**SUPPLIED ENTRIES:**

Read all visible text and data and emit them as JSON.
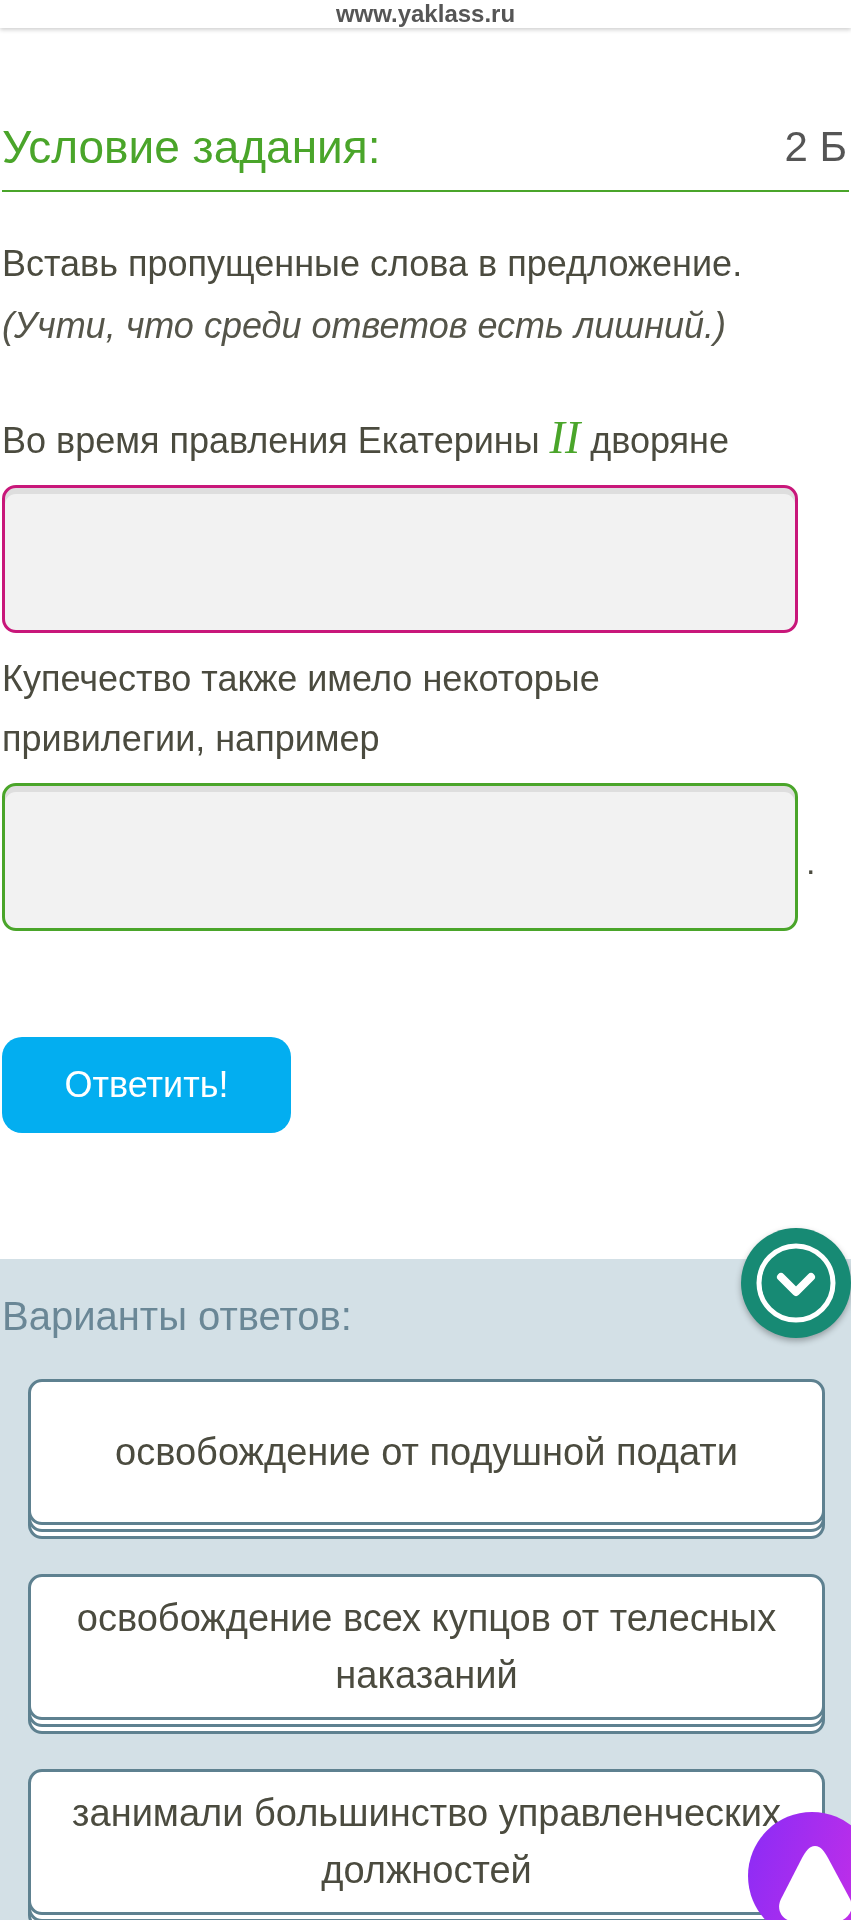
{
  "browser": {
    "url": "www.yaklass.ru"
  },
  "task": {
    "title": "Условие задания:",
    "points": "2 Б",
    "instruction": "Вставь пропущенные слова в предложение.",
    "note": "(Учти, что среди ответов есть лишний.)"
  },
  "passage": [
    {
      "kind": "sentence",
      "parts": [
        {
          "kind": "text",
          "text": "Во время правления Екатерины"
        },
        {
          "kind": "math",
          "text": "II"
        },
        {
          "kind": "text",
          "text": "дворяне"
        }
      ]
    },
    {
      "kind": "blank",
      "selected": true
    },
    {
      "kind": "sentence",
      "parts": [
        {
          "kind": "text",
          "text": "Купечество также имело некоторые привилегии, например"
        }
      ]
    },
    {
      "kind": "blank",
      "selected": false,
      "suffix": "."
    }
  ],
  "submit_button": {
    "label": "Ответить!"
  },
  "answers": {
    "title": "Варианты ответов:",
    "options": [
      "освобождение от подушной подати",
      "освобождение всех купцов от телесных наказаний",
      "занимали большинство управленческих должностей"
    ]
  }
}
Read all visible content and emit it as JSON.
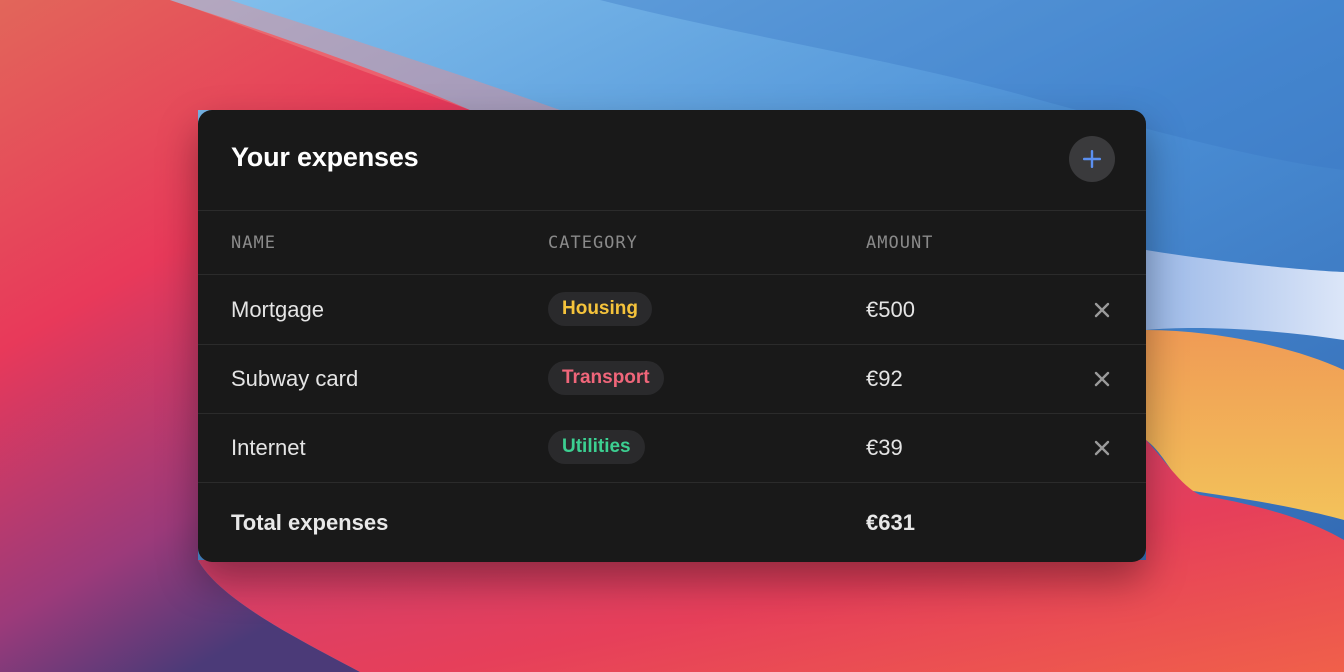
{
  "colors": {
    "card_bg": "#191919",
    "accent_plus": "#5b8ff0",
    "housing": "#f5c33b",
    "transport": "#f0667a",
    "utilities": "#3ccf91",
    "muted": "#8a8a8a"
  },
  "header": {
    "title": "Your expenses",
    "add_icon": "plus-icon"
  },
  "columns": {
    "name": "NAME",
    "category": "CATEGORY",
    "amount": "AMOUNT"
  },
  "rows": [
    {
      "name": "Mortgage",
      "category": "Housing",
      "category_color": "#f5c33b",
      "amount": "€500",
      "remove_icon": "close-icon"
    },
    {
      "name": "Subway card",
      "category": "Transport",
      "category_color": "#f0667a",
      "amount": "€92",
      "remove_icon": "close-icon"
    },
    {
      "name": "Internet",
      "category": "Utilities",
      "category_color": "#3ccf91",
      "amount": "€39",
      "remove_icon": "close-icon"
    }
  ],
  "total": {
    "label": "Total expenses",
    "amount": "€631"
  }
}
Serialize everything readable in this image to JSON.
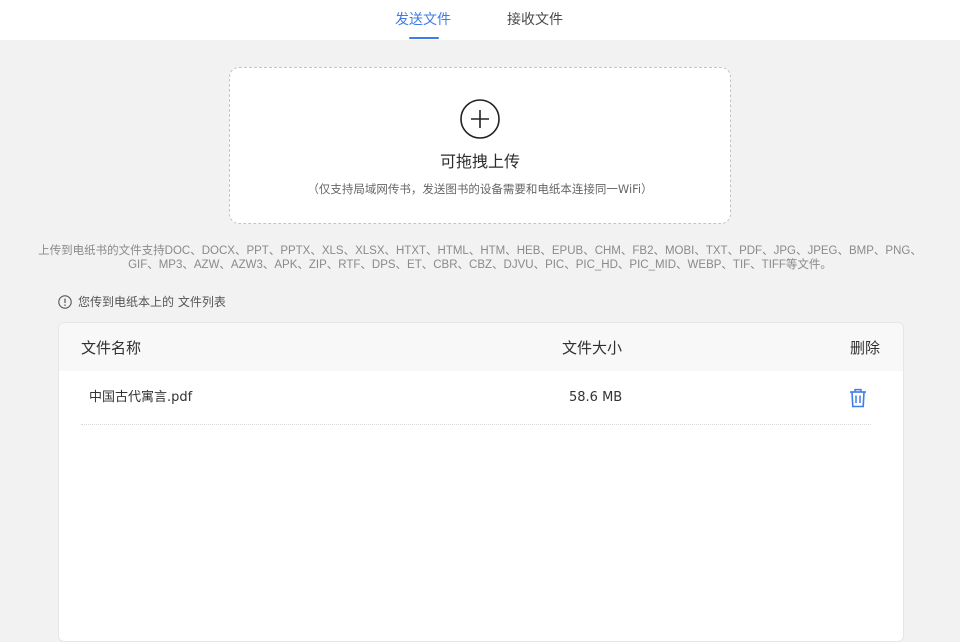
{
  "tabs": [
    {
      "label": "发送文件",
      "active": true
    },
    {
      "label": "接收文件",
      "active": false
    }
  ],
  "upload": {
    "icon": "plus-circle-icon",
    "title": "可拖拽上传",
    "hint": "（仅支持局域网传书，发送图书的设备需要和电纸本连接同一WiFi）"
  },
  "formats": {
    "line1": "上传到电纸书的文件支持DOC、DOCX、PPT、PPTX、XLS、XLSX、HTXT、HTML、HTM、HEB、EPUB、CHM、FB2、MOBI、TXT、PDF、JPG、JPEG、BMP、PNG、",
    "line2": "GIF、MP3、AZW、AZW3、APK、ZIP、RTF、DPS、ET、CBR、CBZ、DJVU、PIC、PIC_HD、PIC_MID、WEBP、TIF、TIFF等文件。"
  },
  "list": {
    "caption": "您传到电纸本上的 文件列表",
    "columns": {
      "name": "文件名称",
      "size": "文件大小",
      "delete": "删除"
    },
    "rows": [
      {
        "name": "中国古代寓言.pdf",
        "size": "58.6 MB"
      }
    ]
  },
  "colors": {
    "accent": "#3f7ce7",
    "background": "#f2f2f3"
  }
}
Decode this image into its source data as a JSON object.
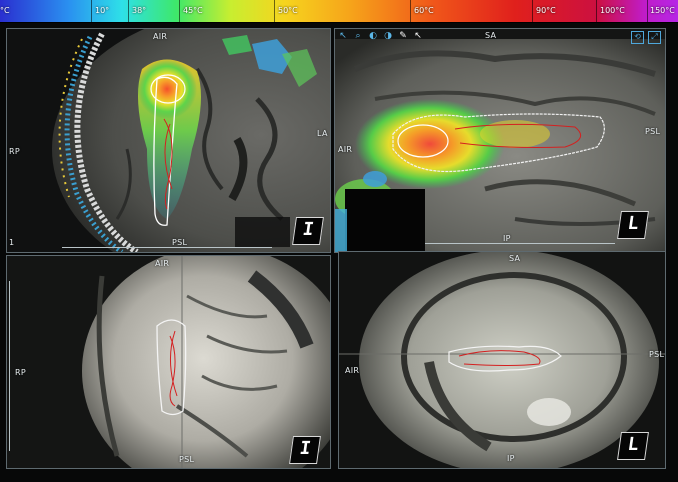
{
  "temperature_scale": {
    "labels": [
      {
        "text": "°C",
        "pos": 0.0
      },
      {
        "text": "10°",
        "pos": 0.14
      },
      {
        "text": "38°",
        "pos": 0.195
      },
      {
        "text": "45°C",
        "pos": 0.27
      },
      {
        "text": "50°C",
        "pos": 0.41
      },
      {
        "text": "60°C",
        "pos": 0.61
      },
      {
        "text": "90°C",
        "pos": 0.79
      },
      {
        "text": "100°C",
        "pos": 0.885
      },
      {
        "text": "150°C",
        "pos": 0.96
      }
    ],
    "colors": [
      "#2a2fd0",
      "#2ee0e8",
      "#3ee86a",
      "#f6d41e",
      "#f0561a",
      "#e0201c",
      "#b626e6"
    ]
  },
  "views": {
    "axial": {
      "top": "AIR",
      "left": "RP",
      "right": "LA",
      "bottom": "PSL",
      "index": "1",
      "cube_label": "I"
    },
    "sagittal": {
      "top": "SA",
      "left": "AIR",
      "right": "PSL",
      "bottom": "IP",
      "cube_label": "L"
    },
    "axial_magnitude": {
      "top": "AIR",
      "left": "RP",
      "bottom": "PSL",
      "cube_label": "I"
    },
    "sagittal_magnitude": {
      "top": "SA",
      "left": "AIR",
      "right": "PSL",
      "bottom": "IP",
      "cube_label": "L"
    }
  },
  "toolbar": {
    "tools": [
      "pointer-icon",
      "zoom-icon",
      "contrast-icon",
      "window-level-icon",
      "pan-icon",
      "cursor-icon"
    ],
    "tool_glyphs": [
      "↖",
      "⌕",
      "◐",
      "◑",
      "✎",
      "↖"
    ],
    "window_controls": [
      "⟲",
      "⤢"
    ]
  }
}
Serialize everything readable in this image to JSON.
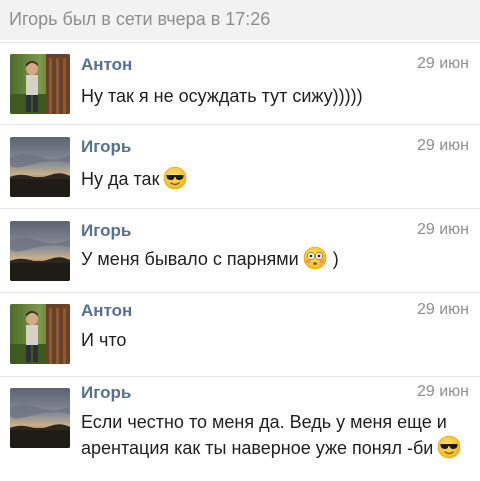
{
  "status": "Игорь был в сети вчера в 17:26",
  "messages": [
    {
      "author": "Антон",
      "date": "29 июн",
      "avatar": "anton-photo",
      "lines": [
        "Ну так я не осуждать тут сижу)))))"
      ]
    },
    {
      "author": "Игорь",
      "date": "29 июн",
      "avatar": "sunset-photo",
      "lines": [
        "Ну да так"
      ],
      "emoji": "sunglasses-emoji"
    },
    {
      "author": "Игорь",
      "date": "29 июн",
      "avatar": "sunset-photo",
      "lines": [
        "У меня бывало с парнями"
      ],
      "emoji": "flushed-emoji",
      "after_emoji": ")"
    },
    {
      "author": "Антон",
      "date": "29 июн",
      "avatar": "anton-photo",
      "lines": [
        "И что"
      ]
    },
    {
      "author": "Игорь",
      "date": "29 июн",
      "avatar": "sunset-photo",
      "lines": [
        "Если честно то меня да. Ведь у меня еще и",
        "арентация как ты наверное уже понял -би"
      ],
      "emoji": "sunglasses-emoji"
    }
  ],
  "colors": {
    "author": "#56718f",
    "meta": "#8e8e8e",
    "separator": "#e3e3e3",
    "status_bg": "#f2f2f2"
  }
}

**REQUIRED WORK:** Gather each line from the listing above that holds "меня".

**RESULT OF THIS TASK:**
        "У меня бывало с парнями"
        "Если честно то меня да. Ведь у меня еще и",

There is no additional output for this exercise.